For as long as I've been playing World of Warcraft (which is as long as it's been around) one thing I've seen over and over again is the constant debate between players about the forums and what they're for. Blizzard has stated repeatedly that they listen to player concerns and take feedback very seriously, but they've also stated that they don't design by committee. Still, we've seen design choices made with the player base and its reactions in place - Mists of Pandaria had a far more engaging and active endgame than did Cataclysm, and it evolved over the course of the expansion in response to player reaction. Similarly, many credit (or blame) the steep increase in difficulty in heroic dungeons between the end of Wrath of the Lich King and the neginning of Cataclysm on fanbase complaints.
One question that seems to get asked a lot is does anyone at Blizzard care about the forums, which to my mind is a strange question to ask given the evidence I just cited. Clearly, player feedback (and not just from the forums, either) is something that Blizzard pays a lot of attention to. CM Takralus gave a brief on what, exactly, the CM's do with player feedback on the forums and how it is brought to the devs' attention.
Let's talk a bit about feedback. When is it useful and when isn't it useful?
Takralus mentions the three C's of feedback - be clear, concise and constructive. What does that mean?
First off, identify what you are talking about. "I am having trouble getting into PvE" or "I feel that there is a barrier to entry in Arena PvP" for example tells people what your issue is. This also feeds into the concise portion of the advice above - brevity may or may not be the source of wit, but on the forums it's very helpful. Don't take six paragraphs to say what you can say in one. And yes, I am aware of the irony that I, of all people, are telling you to keep it short. But less really is more in the world of feedback, with CM's trying to read through hundreds upon hundreds of posts in a day so that they can give a report to the devs about what players are saying.
Finally, how do we manage 'constructive' criticism? Well, that's where we avoid certain traps and simply explain what we see as the problem and how it could potentially be solved. I want to emphasize the word potentially here. First, I'll use an example from my own case - I recently wrote a post discussing how the proposed level 100 talent Extreme Measures seems to fall a little flat, and suggested a way it could be improved. That suggestion is perfectly fine, but just because players suggest something, it doesn't follow that Blizzard will implement that suggestion. Some times, getting a lot of suggestions just shows the developers the pitfalls of common player thinking - a consensus of a lot of players can be utterly wrong, but it's still useful to see in what direction that wrong consensus is moving. What constructive criticism never entails is rage based invective, complaints like catering to the X or other tropes we've all seen. Constructive criticism is useful - it lays out the problem and either suggests ways to solve it or how to best identify it, and it moves on without ad hominem attacks or fevered rhetoric.

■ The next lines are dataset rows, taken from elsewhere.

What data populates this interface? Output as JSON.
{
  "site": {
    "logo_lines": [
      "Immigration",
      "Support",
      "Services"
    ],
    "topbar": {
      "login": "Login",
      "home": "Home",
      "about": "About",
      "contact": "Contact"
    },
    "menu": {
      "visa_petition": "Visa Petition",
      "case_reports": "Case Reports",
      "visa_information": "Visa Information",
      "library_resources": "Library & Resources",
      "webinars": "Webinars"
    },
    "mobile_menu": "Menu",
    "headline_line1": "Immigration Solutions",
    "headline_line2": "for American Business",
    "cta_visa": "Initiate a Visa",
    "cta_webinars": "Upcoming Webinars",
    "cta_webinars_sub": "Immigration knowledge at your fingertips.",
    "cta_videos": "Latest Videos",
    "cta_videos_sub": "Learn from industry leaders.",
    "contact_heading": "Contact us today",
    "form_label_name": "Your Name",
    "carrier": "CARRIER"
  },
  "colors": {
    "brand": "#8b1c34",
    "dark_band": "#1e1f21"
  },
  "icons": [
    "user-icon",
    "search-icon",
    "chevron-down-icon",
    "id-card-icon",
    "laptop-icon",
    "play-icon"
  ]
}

This doesn't and should never be taken to mean that Blizzard is going to immediately change the game based on player feedback, even if the development team recognizes that there is a problem. A lot of warrior players have been complaining about haste for years now, and Blizzard is well aware of the problem - but that doesn't mean they can just borrow any of our proposed solutions and slot them in. Balance in World of Warcraft is an extremely complicated system of interrelated parts at this point, after all. Many times, a solution to a problem is designed, implemented, and even works - but creates new problems. Look at the rise of the LFD and LFR tools, which have overall greatly benefited the game since they were designed and implemented - both have created entirely new issues.
Feedback is clearly important at Blizzard - looking at how Warlords of Draenor intends to handle endgame content, we see its evidence. Iterative design always finds a balance between what players say and do and the vision the developers have for the game. It's undervaluing the role feedback has to ask if it matters, but overvaluing it to become discouraged because not every suggestion on the forums gets a blue response or incorporated into the game.